Digital pianos range in price from a few hundred dollars to a few thousand. Like a computer, a digital piano is another contemporary in home entertainment equipment.
In the early years, when digital pianos were not so well received, manufacturers made conventional grand pianos available more as majors than as extras.
The same has been true of sound computers, CD players and cell phones.
However, with the introduction of the new digital pianos, including hybrid technology, made digital pianos more desirable.
Prices began to normalize, at least in the old sense that a piano coming for $200 was more valuable than one coming for $999.
Even as the digital piano totes on, quality standards and reliability remained in place. The same technology that enabled you to quickly download a performance from a digital piano also made it possible to record performances and edit them, creating a wealth of new piano recordings. If you are serious about recording performing, the digital piano is the way to go.
Which One to Choose?
Among the better models are Yamaha’s YPT-11100 piano, which retails for $3,500. It comes with a sound monitor, three programs, and a price of $4,500.
The YPT-11000 is the hybrid version of the 11100. It has the same body style and all of the same technology, but offers a step faster USB, which enables you to transfer studio recordings to your computer.
If you would prefer a piano without a monitor, for example, the YPT-2250 is also a viable option. It lacks some of the less-acclaimed features, but with a lower price point makes a reasonable choice.

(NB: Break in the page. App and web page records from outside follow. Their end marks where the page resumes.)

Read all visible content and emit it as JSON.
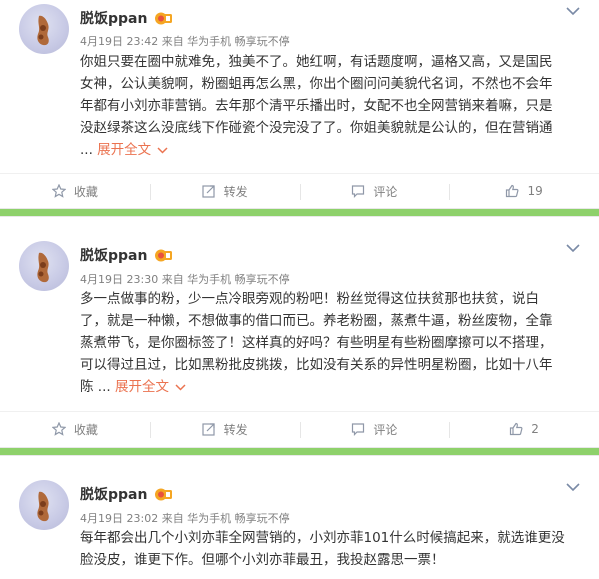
{
  "posts": [
    {
      "user_name": "脱饭ppan",
      "meta": "4月19日 23:42 来自 华为手机 畅享玩不停",
      "lines": [
        "你姐只要在圈中就难免，独美不了。她红啊，有话题度啊，逼格又高，又是国民",
        "女神，公认美貌啊，粉圈蛆再怎么黑，你出个圈问问美貌代名词，不然也不会年",
        "年都有小刘亦菲营销。去年那个清平乐播出时，女配不也全网营销来着嘛，只是",
        "没赵绿茶这么没底线下作碰瓷个没完没了了。你姐美貌就是公认的，但在营销通"
      ],
      "expand_prefix": "... ",
      "expand_label": "展开全文",
      "actions": {
        "fav": "收藏",
        "repost": "转发",
        "comment": "评论",
        "like": "19"
      }
    },
    {
      "user_name": "脱饭ppan",
      "meta": "4月19日 23:30 来自 华为手机 畅享玩不停",
      "lines": [
        "多一点做事的粉，少一点冷眼旁观的粉吧！粉丝觉得这位扶贫那也扶贫，说白",
        "了，就是一种懒，不想做事的借口而已。养老粉圈，蒸煮牛逼，粉丝废物，全靠",
        "蒸煮带飞，是你圈标签了！这样真的好吗？有些明星有些粉圈摩擦可以不搭理，",
        "可以得过且过，比如黑粉批皮挑拨，比如没有关系的异性明星粉圈，比如十八年",
        "陈"
      ],
      "expand_prefix": " ... ",
      "expand_label": "展开全文",
      "actions": {
        "fav": "收藏",
        "repost": "转发",
        "comment": "评论",
        "like": "2"
      }
    },
    {
      "user_name": "脱饭ppan",
      "meta": "4月19日 23:02 来自 华为手机 畅享玩不停",
      "lines": [
        "每年都会出几个小刘亦菲全网营销的，小刘亦菲101什么时候搞起来，就选谁更没",
        "脸没皮，谁更下作。但哪个小刘亦菲最丑，我投赵露思一票！"
      ]
    }
  ],
  "colors": {
    "separator": "#8ed16b",
    "link": "#eb7350",
    "meta": "#808080"
  }
}
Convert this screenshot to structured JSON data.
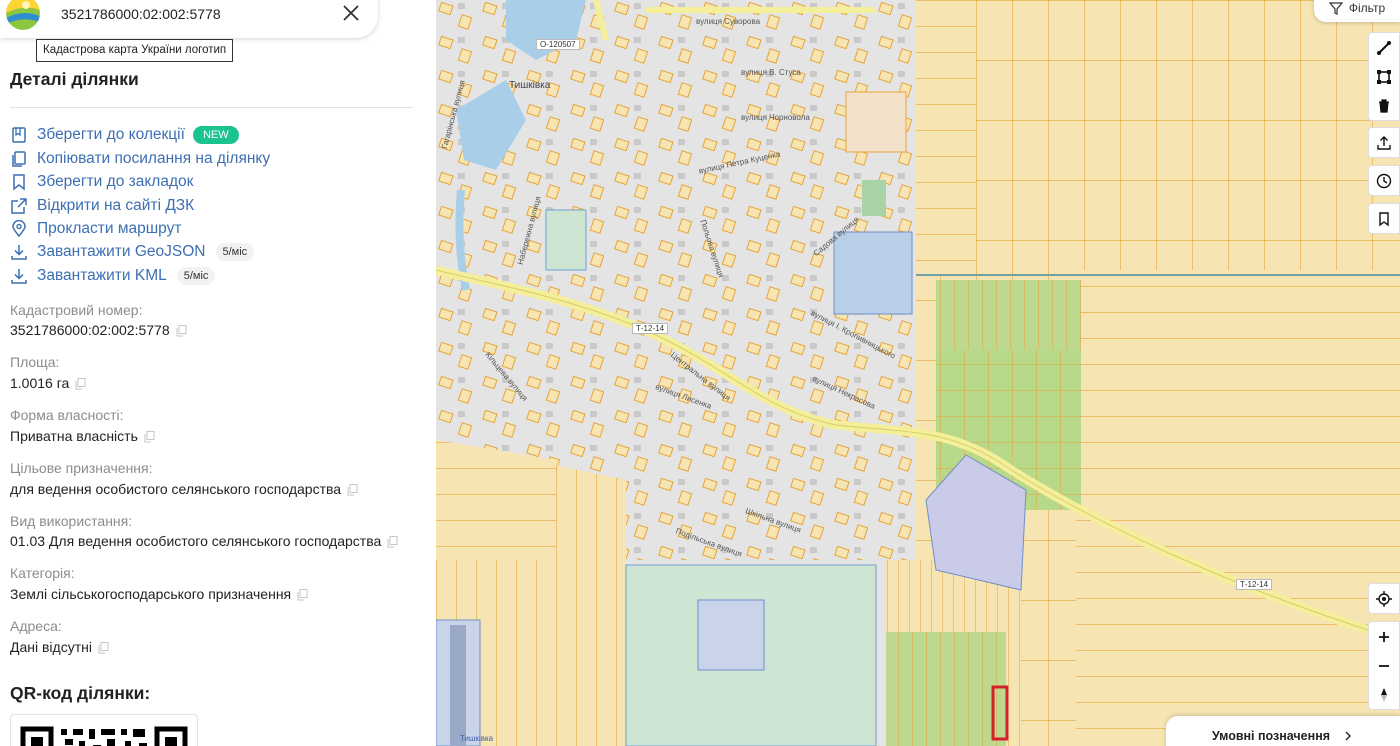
{
  "search": {
    "value": "3521786000:02:002:5778",
    "logo_tooltip": "Кадастрова карта України логотип"
  },
  "panel": {
    "title": "Деталі ділянки",
    "actions": [
      {
        "label": "Зберегти до колекції",
        "icon": "collection-icon",
        "badge": "NEW"
      },
      {
        "label": "Копіювати посилання на ділянку",
        "icon": "copy-link-icon"
      },
      {
        "label": "Зберегти до закладок",
        "icon": "bookmark-icon"
      },
      {
        "label": "Відкрити на сайті ДЗК",
        "icon": "external-link-icon"
      },
      {
        "label": "Прокласти маршрут",
        "icon": "location-pin-icon"
      },
      {
        "label": "Завантажити GeoJSON",
        "icon": "download-icon",
        "badge": "5/міс"
      },
      {
        "label": "Завантажити KML",
        "icon": "download-icon",
        "badge": "5/міс"
      }
    ],
    "fields": [
      {
        "label": "Кадастровий номер:",
        "value": "3521786000:02:002:5778"
      },
      {
        "label": "Площа:",
        "value": "1.0016 га"
      },
      {
        "label": "Форма власності:",
        "value": "Приватна власність"
      },
      {
        "label": "Цільове призначення:",
        "value": "для ведення особистого селянського господарства"
      },
      {
        "label": "Вид використання:",
        "value": "01.03 Для ведення особистого селянського господарства"
      },
      {
        "label": "Категорія:",
        "value": "Землі сільськогосподарського призначення"
      },
      {
        "label": "Адреса:",
        "value": "Дані відсутні"
      }
    ],
    "qr_title": "QR-код ділянки:"
  },
  "map": {
    "filter_label": "Фільтр",
    "legend_label": "Умовні позначення",
    "village_label": "Тишківка",
    "road_codes": [
      "О-120507",
      "Т-12-14",
      "Т-12-14"
    ],
    "streets": [
      "вулиця Суворова",
      "вулиця В. Стуса",
      "вулиця Чорновола",
      "вулиця Петра Куценка",
      "Центральна вулиця",
      "Кільцева вулиця",
      "вулиця Лисенка",
      "вулиця Некрасова",
      "вулиця І. Кропивницького",
      "Польова вулиця",
      "Садова вулиця",
      "Шкільна вулиця",
      "Подільська вулиця",
      "Набережна вулиця",
      "Гагарінська вулиця"
    ],
    "airfield_label": "Тишківка",
    "colors": {
      "parcel_stroke": "#e8a53c",
      "parcel_fill": "#f5e6b8",
      "selected": "#d4202a",
      "green": "#b9d98a",
      "water": "#a9cfe8",
      "road": "#f4ef9a"
    }
  }
}
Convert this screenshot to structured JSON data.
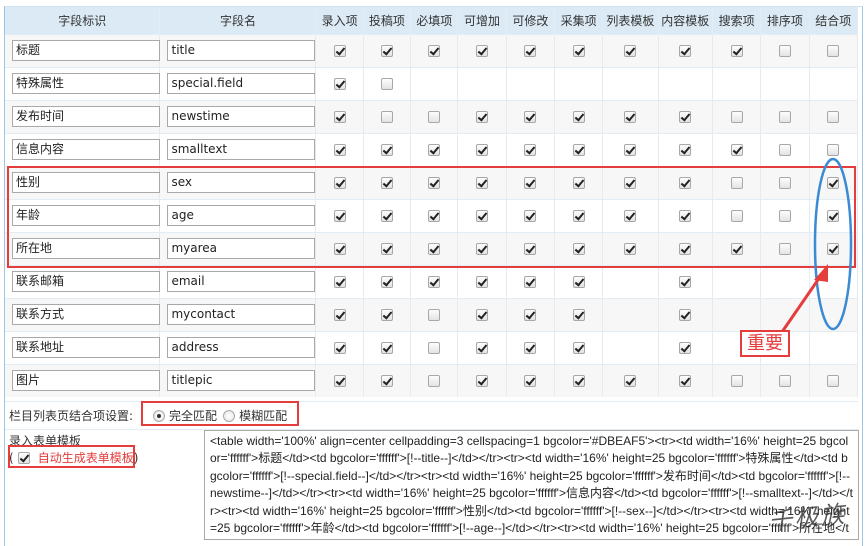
{
  "table": {
    "headers": [
      "字段标识",
      "字段名",
      "录入项",
      "投稿项",
      "必填项",
      "可增加",
      "可修改",
      "采集项",
      "列表模板",
      "内容模板",
      "搜索项",
      "排序项",
      "结合项"
    ],
    "rows": [
      {
        "label": "标题",
        "name": "title",
        "flags": [
          1,
          1,
          1,
          1,
          1,
          1,
          1,
          1,
          1,
          0,
          0
        ]
      },
      {
        "label": "特殊属性",
        "name": "special.field",
        "flags": [
          1,
          0,
          null,
          null,
          null,
          null,
          null,
          null,
          null,
          null,
          null
        ]
      },
      {
        "label": "发布时间",
        "name": "newstime",
        "flags": [
          1,
          0,
          0,
          1,
          1,
          1,
          1,
          1,
          0,
          0,
          0
        ]
      },
      {
        "label": "信息内容",
        "name": "smalltext",
        "flags": [
          1,
          1,
          1,
          1,
          1,
          1,
          1,
          1,
          1,
          0,
          0
        ]
      },
      {
        "label": "性别",
        "name": "sex",
        "flags": [
          1,
          1,
          1,
          1,
          1,
          1,
          1,
          1,
          0,
          0,
          1
        ]
      },
      {
        "label": "年龄",
        "name": "age",
        "flags": [
          1,
          1,
          1,
          1,
          1,
          1,
          1,
          1,
          0,
          0,
          1
        ]
      },
      {
        "label": "所在地",
        "name": "myarea",
        "flags": [
          1,
          1,
          1,
          1,
          1,
          1,
          1,
          1,
          1,
          0,
          1
        ]
      },
      {
        "label": "联系邮箱",
        "name": "email",
        "flags": [
          1,
          1,
          1,
          1,
          1,
          1,
          null,
          1,
          null,
          null,
          null
        ]
      },
      {
        "label": "联系方式",
        "name": "mycontact",
        "flags": [
          1,
          1,
          0,
          1,
          1,
          1,
          null,
          1,
          null,
          null,
          null
        ]
      },
      {
        "label": "联系地址",
        "name": "address",
        "flags": [
          1,
          1,
          0,
          1,
          1,
          1,
          null,
          1,
          null,
          null,
          null
        ]
      },
      {
        "label": "图片",
        "name": "titlepic",
        "flags": [
          1,
          1,
          0,
          1,
          1,
          1,
          1,
          1,
          0,
          0,
          0
        ]
      }
    ]
  },
  "combine_setting": {
    "label": "栏目列表页结合项设置:",
    "options": [
      {
        "label": "完全匹配",
        "selected": true
      },
      {
        "label": "模糊匹配",
        "selected": false
      }
    ]
  },
  "form_template": {
    "title": "录入表单模板",
    "paren_open": "(",
    "auto_label": "自动生成表单模板",
    "auto_checked": true,
    "paren_close": ")",
    "code": "<table width='100%' align=center cellpadding=3 cellspacing=1 bgcolor='#DBEAF5'><tr><td width='16%' height=25 bgcolor='ffffff'>标题</td><td bgcolor='ffffff'>[!--title--]</td></tr><tr><td width='16%' height=25 bgcolor='ffffff'>特殊属性</td><td bgcolor='ffffff'>[!--special.field--]</td></tr><tr><td width='16%' height=25 bgcolor='ffffff'>发布时间</td><td bgcolor='ffffff'>[!--newstime--]</td></tr><tr><td width='16%' height=25 bgcolor='ffffff'>信息内容</td><td bgcolor='ffffff'>[!--smalltext--]</td></tr><tr><td width='16%' height=25 bgcolor='ffffff'>性别</td><td bgcolor='ffffff'>[!--sex--]</td></tr><tr><td width='16%' height=25 bgcolor='ffffff'>年龄</td><td bgcolor='ffffff'>[!--age--]</td></tr><tr><td width='16%' height=25 bgcolor='ffffff'>所在地</td><td bgcolor='ffffff'>[!--myarea--]</td></tr>"
  },
  "annotations": {
    "important_label": "重要",
    "watermark": "千极族"
  },
  "colors": {
    "header_bg": "#dbeaf5",
    "highlight_red": "#e53c3c",
    "highlight_blue": "#3b8bd4"
  }
}
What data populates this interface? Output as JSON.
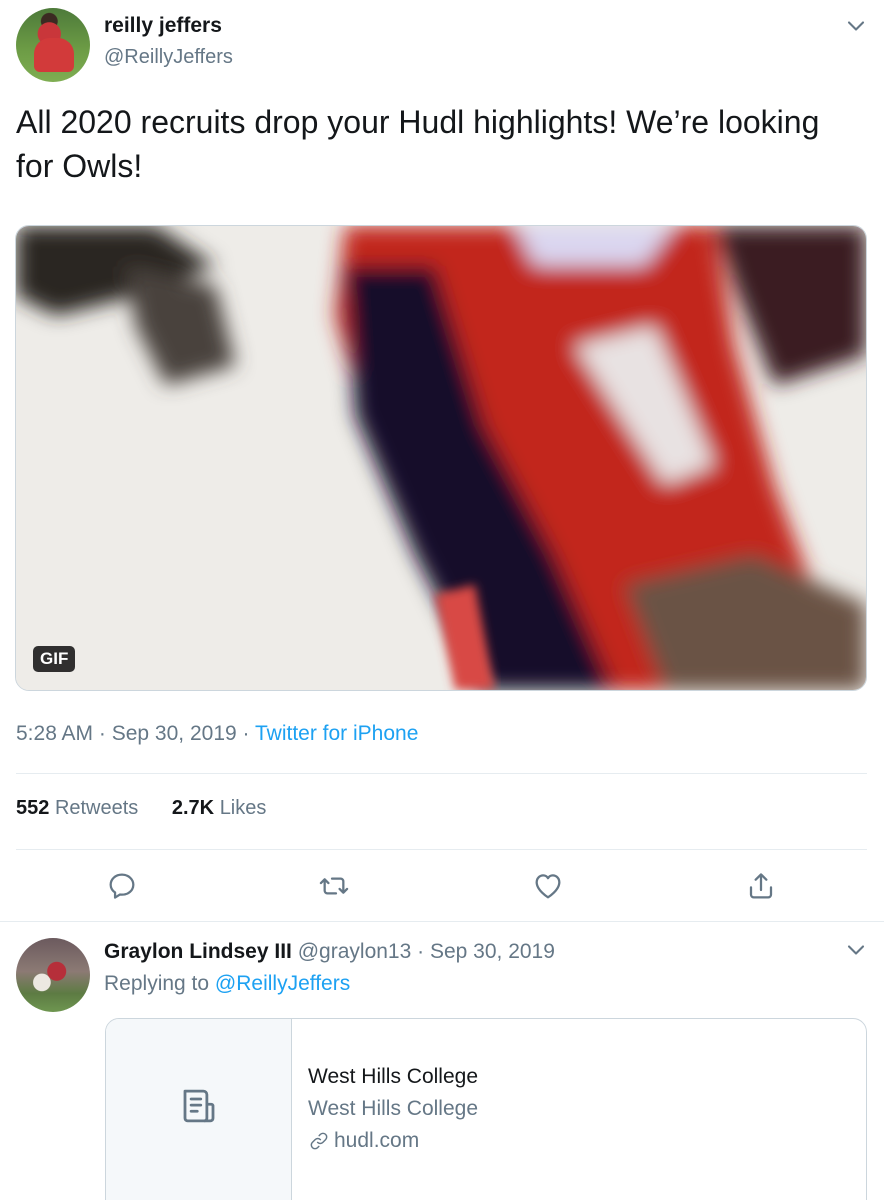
{
  "tweet": {
    "display_name": "reilly jeffers",
    "handle": "@ReillyJeffers",
    "text": "All 2020 recruits drop your Hudl highlights! We’re looking for Owls!",
    "media_badge": "GIF",
    "time": "5:28 AM",
    "date": "Sep 30, 2019",
    "source": "Twitter for iPhone",
    "retweets_count": "552",
    "retweets_label": "Retweets",
    "likes_count": "2.7K",
    "likes_label": "Likes",
    "actions": [
      "reply-icon",
      "retweet-icon",
      "like-icon",
      "share-icon"
    ]
  },
  "reply": {
    "display_name": "Graylon Lindsey III",
    "handle": "@graylon13",
    "date": "Sep 30, 2019",
    "replying_prefix": "Replying to",
    "replying_to": "@ReillyJeffers",
    "card": {
      "title": "West Hills College",
      "description": "West Hills College",
      "domain": "hudl.com",
      "thumb_icon": "document-icon",
      "domain_icon": "link-icon"
    }
  },
  "colors": {
    "accent": "#1da1f2",
    "text": "#14171a",
    "secondary": "#657786",
    "border": "#e6ecf0"
  }
}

DC Refinements by Yamaha is another option with a more limited feature set. It retails for $3,500. It has a succumb cabinet, but as an added bonus is fitted with a headphone jack.
For those on a limited budget, one of Yamaha’s drum machines worth considering is the CS6100. Over three decades of Yamaha experience gives this product rich tones and excellent sustain.
Despite its’ sagging reputation as a low quality drum machine, this is still the machine for many drummers. The main differences with this model are that it is fitted with a steel frets and has the previously mentioned mic preamps.
Another worth considering is the CT6280. This fits straightly into Yamaha’s top-of-the-range product range and has a more refined appearance than the 6100.
But like the CS6100, the CT6280 has a headphone jack and offers the same package as the 6100. However, it lacks the imaging features of the 11000.
Capitol also offer two models in their Club series, theSPA7000 and theSPA5000 in the space of the PA5100. The Club series are also fitted with WY pedal and are further comprised of Words of Wisdom Proby backing track.
A budget option is the Wattssembler 88 with its 80 built-in songs. Weighing 70kg, the Wattssembler 88 can play all 88 songs on any system. For those of you who want a more advanced machine, the TI-84 classically-priced keyboard mat would be the top model.
Other good Yamaha portables are the Yamaha Spec series (plates mentioning Yamaha’s name), the reinforcing SL-7700 and SL-7750, the stylish WM-5700 and our old friend, the trusty Yamaha F310.
Can you do without them? Well, yes, you can. Without a doubt, the lack of digital quality in such a top-grade machine is inexcusable. But, if you can’t afford it, don’t panic.…